The Loire Valley has played a major role in French history since ancient times, and wine has always been an important part of the culture and life of the region. Viticulture in the valley dates back to its invasion by the ancient Romans, although vines and vineyards may already have existed there before then. Local lore has it that the first Loire Valley vintner was Saint Martin, bishop of Tours, around the year A.D. 380 [source: Places In France]. After the Roman Empire fell, monastic orders such as the Benedictines preserved the vineyards and winemaking practices. In medieval times, the Loire River was an important means of transport; vineyards sprung up along the riverbanks for ease of trade. Eventually, Loire Valley wines were shipped out from Nantes for export to the British Isles, Flanders and elsewhere in northern Europe [source: Vins de Loire].
The first English King of the House of Plantagenet, Henry II, was born in the Loire Valley in 1133. His marriage to Eleanor of Aquitaine gave him control of substantial French countrysides and vineyards. After he claimed the English throne, he ordered that Anjou wines be served at court. Soon, everyone wanted to be like Henry II, and the royal tradition of drinking Loire Valley wine began [source: Vins de Loire].
During the Renaissance period, especially during the 15th and 16th centuries, the Loire Valley reached its peak as the playground of royalty and nobility. At this time, the magnificent castles (or châteaux) were constructed, and vineyards blossomed and prospered throughout the valley. The French Revolution led to the destruction of vineyards south of Nantes, in response to a peasant uprising in Vendée in 1793 [source: Vins de Loire]. A century later, the great phylloxera (grapevine insect) infestation decimated wine production for an entire generation.

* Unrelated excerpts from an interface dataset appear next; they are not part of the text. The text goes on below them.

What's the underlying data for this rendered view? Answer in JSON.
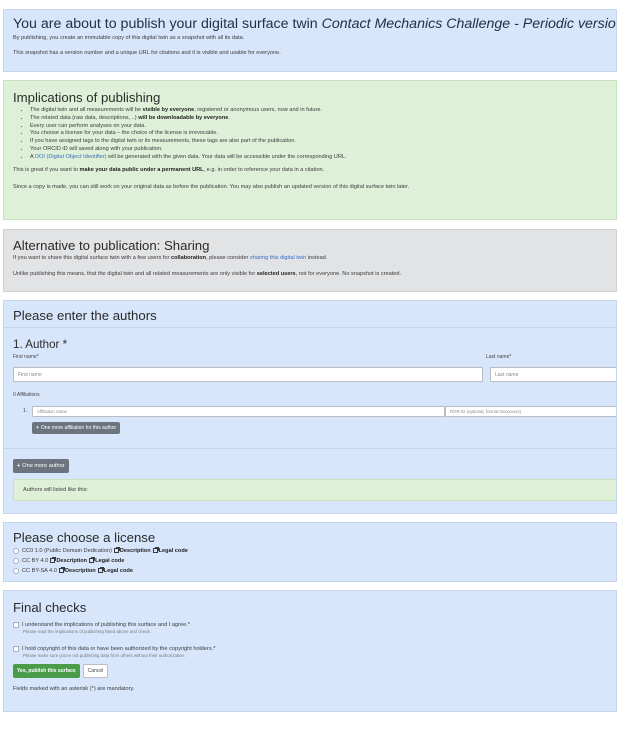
{
  "intro": {
    "title_prefix": "You are about to publish your digital surface twin",
    "title_surface": "Contact Mechanics Challenge - Periodic version",
    "line1": "By publishing, you create an immutable copy of this digital twin as a snapshot with all its data.",
    "line2": "This snapshot has a version number and a unique URL for citations and it is visible and usable for everyone."
  },
  "implications": {
    "heading": "Implications of publishing",
    "bullets": [
      {
        "pre": "The digital twin and all measurements will be ",
        "bold": "visible by everyone",
        "post": ", registered or anonymous users, now and in future."
      },
      {
        "pre": "The related data (raw data, descriptions, ..) ",
        "bold": "will be downloadable by everyone",
        "post": "."
      },
      {
        "pre": "Every user can perform analyses on your data.",
        "bold": "",
        "post": ""
      },
      {
        "pre": "You choose a license for your data – the choice of the license is irrevocable.",
        "bold": "",
        "post": ""
      },
      {
        "pre": "If you have assigned tags to the digital twin or its measurements, these tags are also part of the publication.",
        "bold": "",
        "post": ""
      },
      {
        "pre": "Your ORCID iD will saved along with your publication.",
        "bold": "",
        "post": ""
      }
    ],
    "doi_pre": "A ",
    "doi_link": "DOI (Digital Object Identifier)",
    "doi_post": " will be generated with the given data. Your data will be accessible under the corresponding URL.",
    "great_pre": "This is great if you want to ",
    "great_bold": "make your data public under a permanent URL",
    "great_post": ", e.g. in order to reference your data in a citation.",
    "copy_note": "Since a copy is made, you can still work on your original data as before the publication. You may also publish an updated version of this digital surface twin later."
  },
  "sharing": {
    "heading": "Alternative to publication: Sharing",
    "line1_pre": "If you want to share this digital surface twin with a few users for ",
    "line1_bold": "collaboration",
    "line1_mid": ", please consider ",
    "line1_link": "sharing this digital twin",
    "line1_post": " instead.",
    "line2_pre": "Unlike publishing this means, that the digital twin and all related measurements are only visible for ",
    "line2_bold": "selected users",
    "line2_post": ", not for everyone. No snapshot is created."
  },
  "authors": {
    "heading": "Please enter the authors",
    "author_title": "1. Author *",
    "first_label": "First name*",
    "last_label": "Last name*",
    "first_placeholder": "First name",
    "last_placeholder": "Last name",
    "affiliations_label": "0 Affiliations",
    "aff_index": "1.",
    "aff_placeholder": "Affiliation name",
    "ror_placeholder": "ROR ID (optional, format 0xxxxxxxx)",
    "more_affiliation_button": "One more affiliation for this author",
    "more_author_button": "One more author",
    "listed_text": "Authors will listed like this:"
  },
  "license": {
    "heading": "Please choose a license",
    "options": [
      {
        "name": "CC0 1.0 (Public Domain Dedication)",
        "desc": "Description",
        "legal": "Legal code"
      },
      {
        "name": "CC BY 4.0",
        "desc": "Description",
        "legal": "Legal code"
      },
      {
        "name": "CC BY-SA 4.0",
        "desc": "Description",
        "legal": "Legal code"
      }
    ]
  },
  "final": {
    "heading": "Final checks",
    "check1": "I understand the implications of publishing this surface and I agree.*",
    "check1_hint": "Please read the implications of publishing listed above and check.",
    "check2": "I hold copyright of this data or have been authorized by the copyright holders.*",
    "check2_hint": "Please make sure you're not publishing data from others without their authorization.",
    "publish_button": "Yes, publish this surface",
    "cancel_button": "Cancel",
    "mandatory_note": "Fields marked with an asterisk (*) are mandatory."
  },
  "colors": {
    "blue_card": "#d7e6fb",
    "green_card": "#dff0d8",
    "gray_card": "#e2e3e5",
    "publish_green": "#4a9c48",
    "link_blue": "#3a6bc6"
  },
  "icons": [
    "plus-icon",
    "external-link-icon"
  ]
}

As the French recovered from the phylloxera, wine makers and drinkers alike wanted reassurance of quality. And so the AOC label was born.
Read on to learn about the rich agriculture of Loire Valley's wine region.